4. Do some homework. You’ve fallen in love with ballet? Congratulations! Now you know why we all spend so much time and money on this. There’s a lot to learn. Teachers and fellow students are a great resource, but put in some time outside the studio, too. Get a good reference guide. There are a lot of options out there from the Gretchen Ward Warren bible to basic children’s books. Both have some value to the beginning dancer. There are also great things online, from the ABT video dictionary to BT4D. And blogs, oh get on the blogs… scroll through that list on the sidebar here and check out some Adult Beginner wisdom (seriously, if you want to know how to be a good adult beginner she’s the master), Dance Advantage gems, Pointe ‘Til You Drop pearls. But get yerself edjimicated. It’ll make your in-studio experience all the better.
5. Have fun! Okay, now that I’ve berated the poor, hapless adult beginner who stumbled on this post, please note that I say this all because I want you to have a positive experience. I want you to enjoy ballet, to learn and grow and be the best dancer you can be. You ain’t gonna be the next Pavlova or Baryshnikov.

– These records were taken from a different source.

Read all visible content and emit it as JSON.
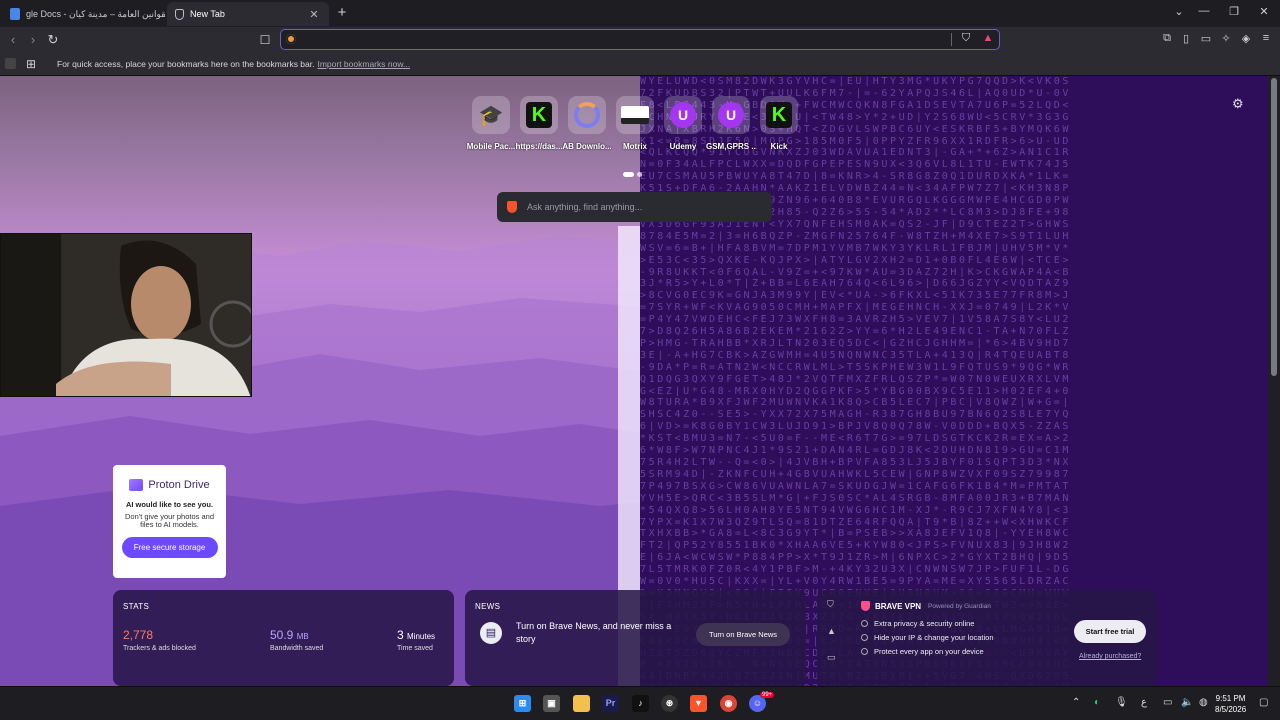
{
  "tabs": [
    {
      "label": "gle Docs - القوانين العامة – مدينة كيان",
      "active": false
    },
    {
      "label": "New Tab",
      "active": true
    }
  ],
  "toolbar": {
    "url_value": "",
    "url_placeholder": ""
  },
  "bookmarks_bar": {
    "hint": "For quick access, place your bookmarks here on the bookmarks bar.",
    "import_link": "Import bookmarks now..."
  },
  "top_sites": [
    {
      "name": "Mobile Pac...",
      "icon": "graduation-cap-icon"
    },
    {
      "name": "https://das...",
      "icon": "kick-icon"
    },
    {
      "name": "AB Downlo...",
      "icon": "ab-download-icon"
    },
    {
      "name": "Motrix",
      "icon": "motrix-icon"
    },
    {
      "name": "Udemy",
      "icon": "udemy-icon"
    },
    {
      "name": "GSM,GPRS ...",
      "icon": "udemy-icon"
    },
    {
      "name": "Kick",
      "icon": "kick-icon"
    }
  ],
  "search": {
    "placeholder": "Ask anything, find anything..."
  },
  "proton": {
    "brand": "Proton Drive",
    "headline": "AI would like to see you.",
    "body": "Don't give your photos and files to AI models.",
    "cta": "Free secure storage"
  },
  "stats": {
    "title": "STATS",
    "items": [
      {
        "value": "2,778",
        "unit": "",
        "label": "Trackers & ads blocked",
        "color": "#ff7b5c"
      },
      {
        "value": "50.9",
        "unit": "MB",
        "label": "Bandwidth saved",
        "color": "#b9a6ff"
      },
      {
        "value": "3",
        "unit": "Minutes",
        "label": "Time saved",
        "color": "#ffffff"
      }
    ]
  },
  "news": {
    "title": "NEWS",
    "text": "Turn on Brave News, and never miss a story",
    "button": "Turn on Brave News"
  },
  "vpn": {
    "title": "BRAVE VPN",
    "powered": "Powered by Guardian",
    "features": [
      "Extra privacy & security online",
      "Hide your IP & change your location",
      "Protect every app on your device"
    ],
    "button": "Start free trial",
    "link": "Already purchased?"
  },
  "taskbar": {
    "lang": "ع",
    "time": "9:51 PM",
    "date": "8/5/2026",
    "notif_badge": "99+"
  },
  "colors": {
    "accent": "#6d5bd0",
    "brave_orange": "#fb542b",
    "proton_purple": "#6d4aff"
  }
}
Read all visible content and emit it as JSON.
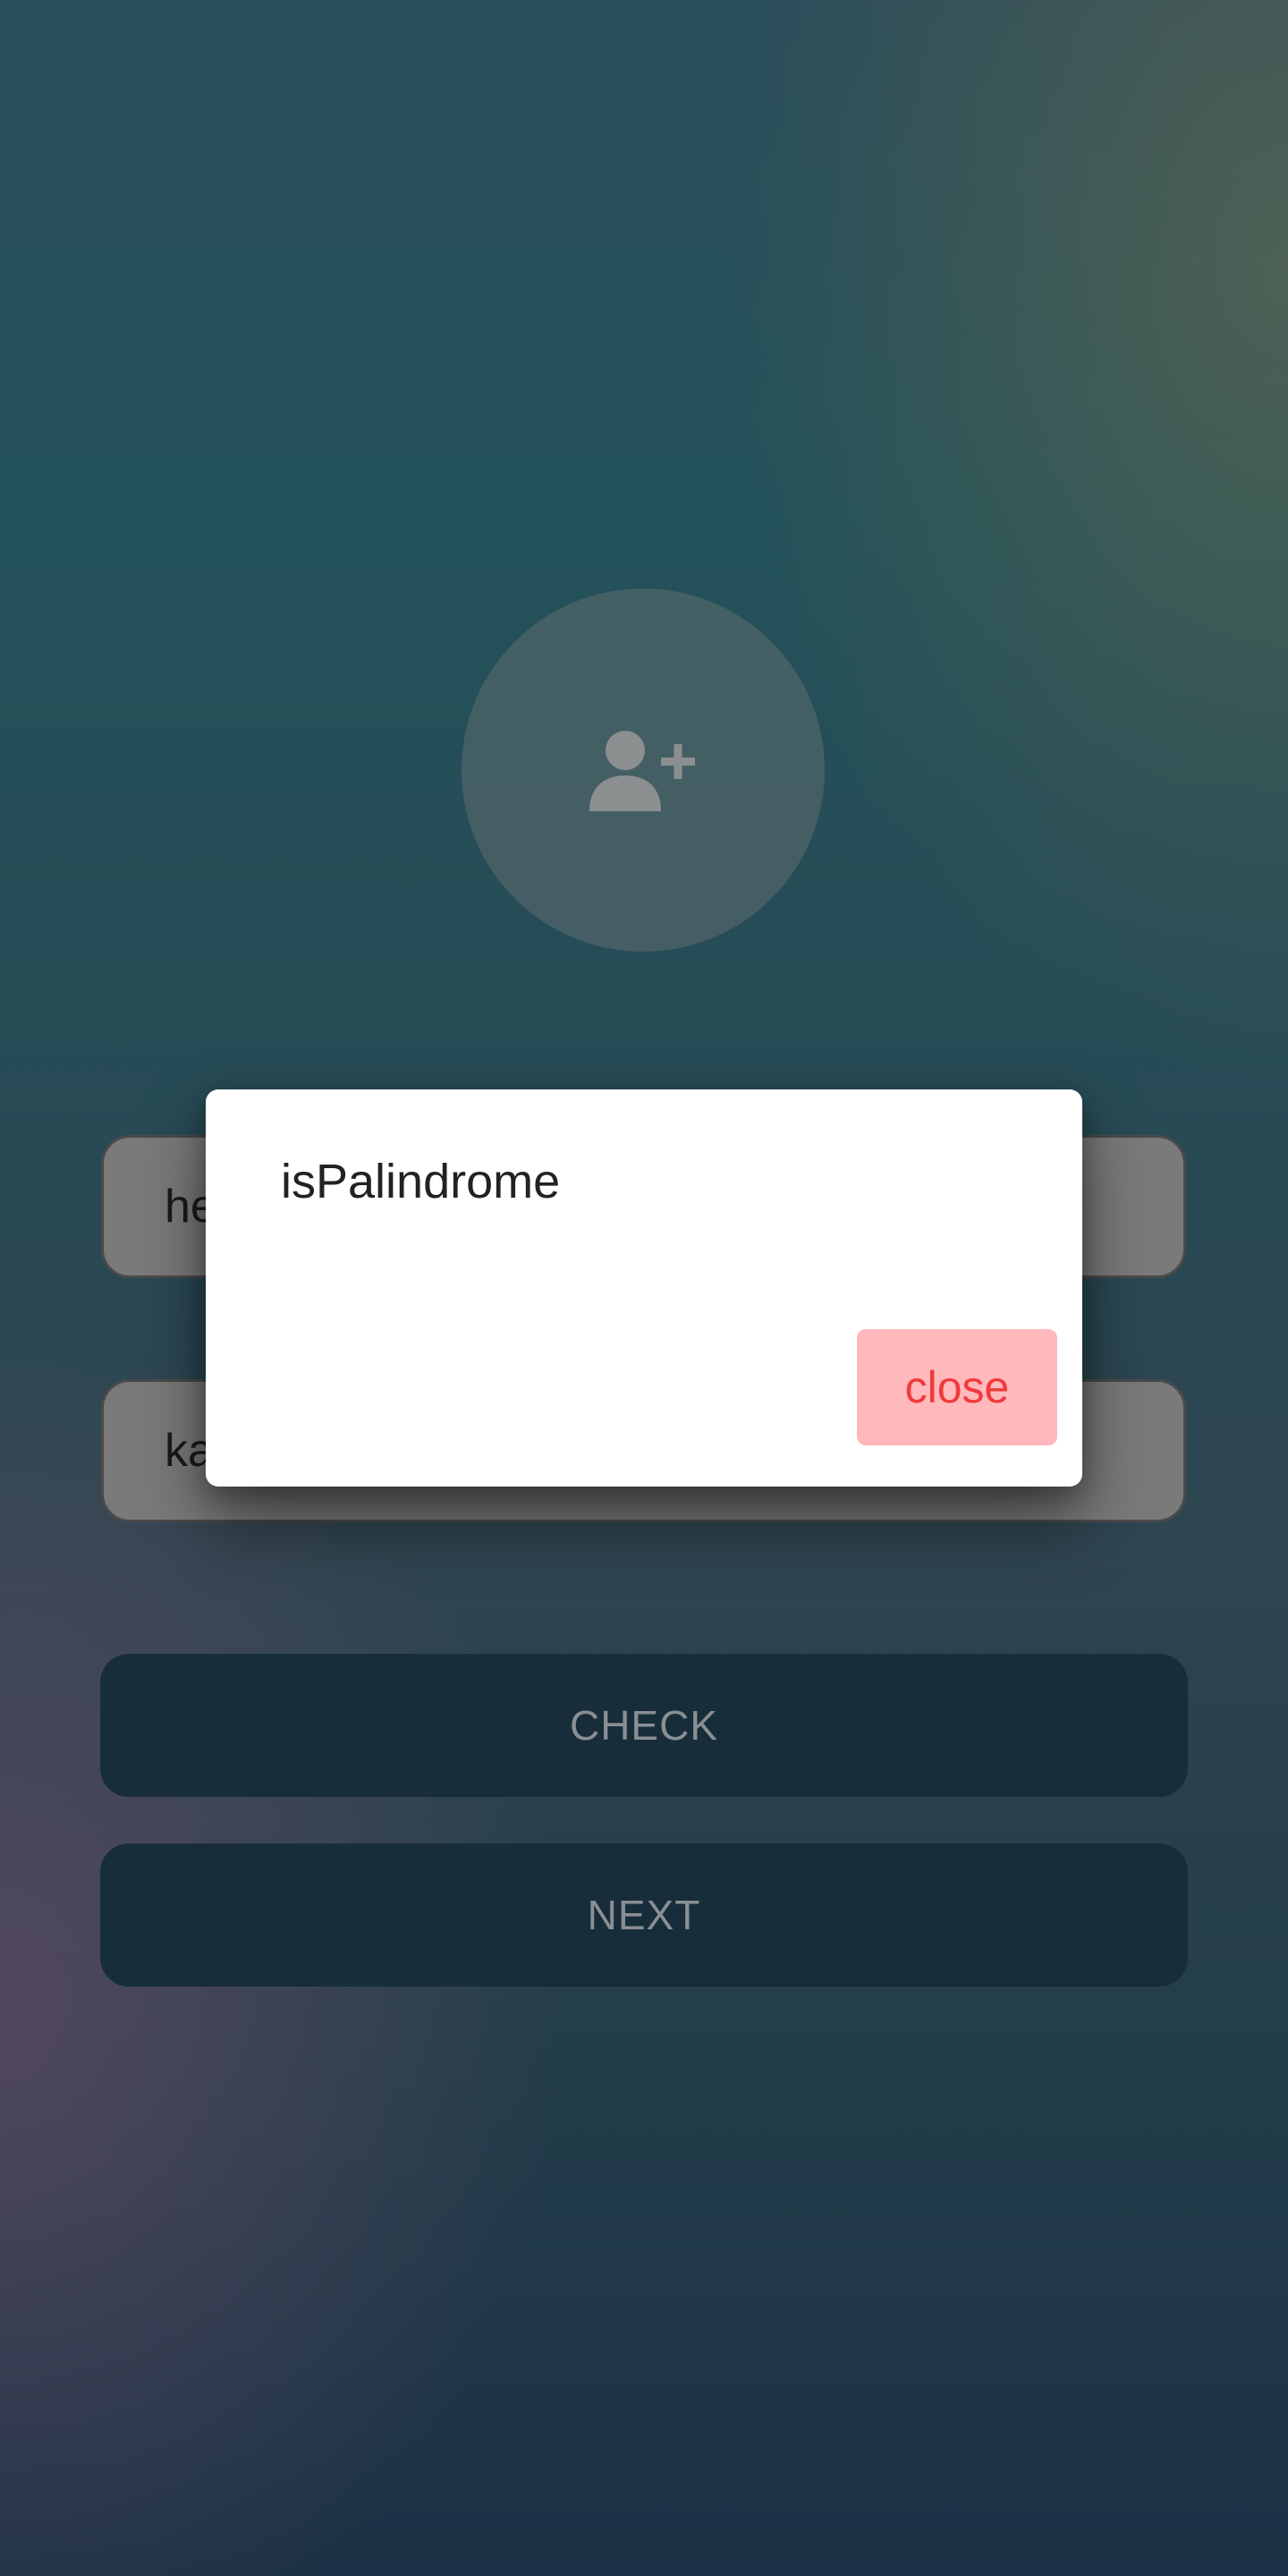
{
  "avatar": {
    "icon": "person-add-icon"
  },
  "form": {
    "field_1_value": "he",
    "field_2_value": "ka"
  },
  "buttons": {
    "check_label": "CHECK",
    "next_label": "NEXT"
  },
  "dialog": {
    "title": "isPalindrome",
    "close_label": "close"
  },
  "colors": {
    "dialog_close_bg": "#ffb8bb",
    "dialog_close_text": "#f03a3a",
    "button_bg": "#172e3a"
  }
}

This is the truth for the 99% of us who dance (Occupy ballet!) 😉 So don’t stress about getting it all perfect. Just work at it bit by bit and in a month, six months, a year, a decade, whatever, you can look back and see how far you’ve come. But make it fun. A good attitude, a willingness to step back and observe the more experienced dancer, the patience to get to understand your peers, and the initiative to do some extra work on the outside will pay huge dividends and allow you to get the maximum enjoyment out of the experience. Hell, even if you decide to hang up the old ballet slippers, it will hopefully be something you can look back on with satisfaction. And as an added bonus, your fellow dancers will remember you with fondness rather than having a feeling of “Good riddance!”